## Data about app and page elements
- Opening Delimiter -

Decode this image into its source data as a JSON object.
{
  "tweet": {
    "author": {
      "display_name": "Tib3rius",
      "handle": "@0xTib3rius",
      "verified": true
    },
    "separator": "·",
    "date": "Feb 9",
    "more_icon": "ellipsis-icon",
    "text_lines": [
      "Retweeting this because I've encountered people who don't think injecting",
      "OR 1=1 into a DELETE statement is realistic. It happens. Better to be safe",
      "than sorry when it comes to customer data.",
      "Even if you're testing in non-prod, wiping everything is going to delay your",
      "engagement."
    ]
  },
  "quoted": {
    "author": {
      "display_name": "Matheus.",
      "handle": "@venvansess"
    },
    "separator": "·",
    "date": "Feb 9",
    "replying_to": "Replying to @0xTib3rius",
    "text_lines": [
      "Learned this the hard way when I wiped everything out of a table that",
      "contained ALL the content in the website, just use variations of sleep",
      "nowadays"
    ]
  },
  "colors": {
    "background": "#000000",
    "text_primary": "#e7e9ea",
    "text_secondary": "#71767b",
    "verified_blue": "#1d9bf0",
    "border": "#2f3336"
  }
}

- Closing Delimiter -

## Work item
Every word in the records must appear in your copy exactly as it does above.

## Answer for this exercise
Decode this image into its source data as a JSON object.
{
  "tweet": {
    "author": {
      "display_name": "Tib3rius",
      "handle": "@0xTib3rius",
      "verified": true
    },
    "separator": "·",
    "date": "Feb 9",
    "more_icon": "ellipsis-icon",
    "text_lines": [
      "Retweeting this because I've encountered people who don't think injecting",
      "OR 1=1 into a DELETE statement is realistic. It happens. Better to be safe",
      "than sorry when it comes to customer data.",
      "Even if you're testing in non-prod, wiping everything is going to delay your",
      "engagement."
    ]
  },
  "quoted": {
    "author": {
      "display_name": "Matheus.",
      "handle": "@venvansess"
    },
    "separator": "·",
    "date": "Feb 9",
    "replying_to": "Replying to @0xTib3rius",
    "text_lines": [
      "Learned this the hard way when I wiped everything out of a table that",
      "contained ALL the content in the website, just use variations of sleep",
      "nowadays"
    ]
  },
  "colors": {
    "background": "#000000",
    "text_primary": "#e7e9ea",
    "text_secondary": "#71767b",
    "verified_blue": "#1d9bf0",
    "border": "#2f3336"
  }
}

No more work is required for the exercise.